The task — Look through the entries below for the string "icon", and copy each line where it is found.
START The records
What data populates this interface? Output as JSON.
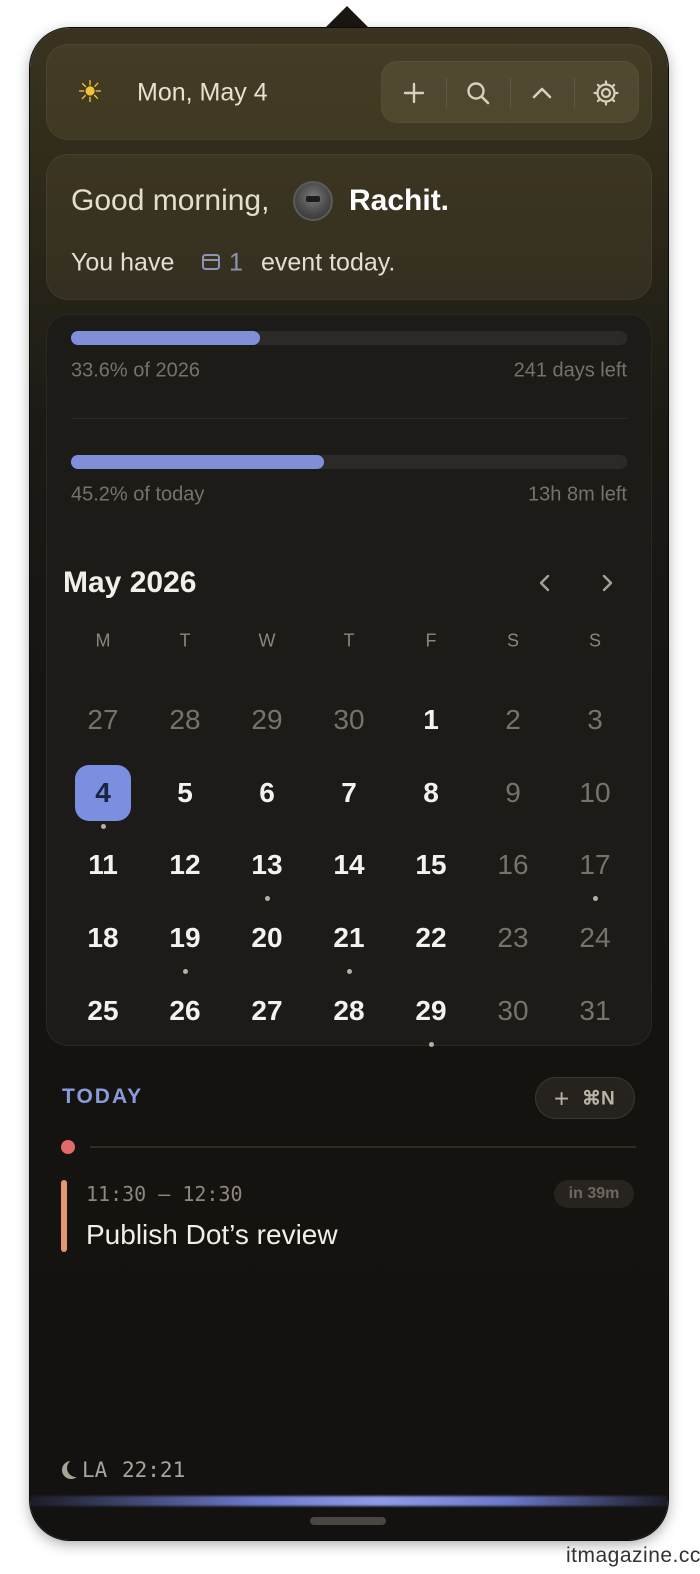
{
  "header": {
    "date": "Mon, May 4",
    "weather_icon": "sun-icon",
    "toolbar": [
      {
        "icon": "plus-icon",
        "glyph": "+"
      },
      {
        "icon": "search-icon"
      },
      {
        "icon": "chevron-up-icon"
      },
      {
        "icon": "gear-icon"
      }
    ]
  },
  "greeting": {
    "text": "Good morning,",
    "name": "Rachit.",
    "summary_lead": "You have",
    "event_count": "1",
    "summary_tail": "event today."
  },
  "progress": {
    "year": {
      "label": "33.6% of 2026",
      "remaining": "241 days left",
      "fraction": 0.336
    },
    "day": {
      "label": "45.2% of today",
      "remaining": "13h 8m left",
      "fraction": 0.452
    }
  },
  "calendar": {
    "month": "May 2026",
    "weekdays": [
      "M",
      "T",
      "W",
      "T",
      "F",
      "S",
      "S"
    ],
    "weeks": [
      [
        {
          "d": "27",
          "m": true
        },
        {
          "d": "28",
          "m": true
        },
        {
          "d": "29",
          "m": true
        },
        {
          "d": "30",
          "m": true
        },
        {
          "d": "1"
        },
        {
          "d": "2",
          "m": true
        },
        {
          "d": "3",
          "m": true
        }
      ],
      [
        {
          "d": "4",
          "today": true,
          "dot": true
        },
        {
          "d": "5"
        },
        {
          "d": "6"
        },
        {
          "d": "7"
        },
        {
          "d": "8"
        },
        {
          "d": "9",
          "m": true
        },
        {
          "d": "10",
          "m": true
        }
      ],
      [
        {
          "d": "11"
        },
        {
          "d": "12"
        },
        {
          "d": "13",
          "dot": true
        },
        {
          "d": "14"
        },
        {
          "d": "15"
        },
        {
          "d": "16",
          "m": true
        },
        {
          "d": "17",
          "m": true,
          "dot": true
        }
      ],
      [
        {
          "d": "18"
        },
        {
          "d": "19",
          "dot": true
        },
        {
          "d": "20"
        },
        {
          "d": "21",
          "dot": true
        },
        {
          "d": "22"
        },
        {
          "d": "23",
          "m": true
        },
        {
          "d": "24",
          "m": true
        }
      ],
      [
        {
          "d": "25"
        },
        {
          "d": "26"
        },
        {
          "d": "27"
        },
        {
          "d": "28"
        },
        {
          "d": "29",
          "dot": true
        },
        {
          "d": "30",
          "m": true
        },
        {
          "d": "31",
          "m": true
        }
      ]
    ]
  },
  "today": {
    "label": "TODAY",
    "quick_add": {
      "plus": "+",
      "shortcut": "⌘N"
    },
    "event": {
      "time": "11:30 – 12:30",
      "title": "Publish Dot’s review",
      "countdown": "in 39m"
    }
  },
  "footer": {
    "timezone": "LA",
    "time": "22:21"
  },
  "watermark": "itmagazine.cc",
  "colors": {
    "accent": "#7f90d8",
    "today_highlight": "#7b8fe0",
    "event_bar": "#e39577",
    "now_dot": "#e26a6a",
    "sun": "#f2c23a"
  }
}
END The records
Your solution —
    "weather_icon": "sun-icon",
        "icon": "plus-icon",
        "icon": "search-icon"
        "icon": "chevron-up-icon"
        "icon": "gear-icon"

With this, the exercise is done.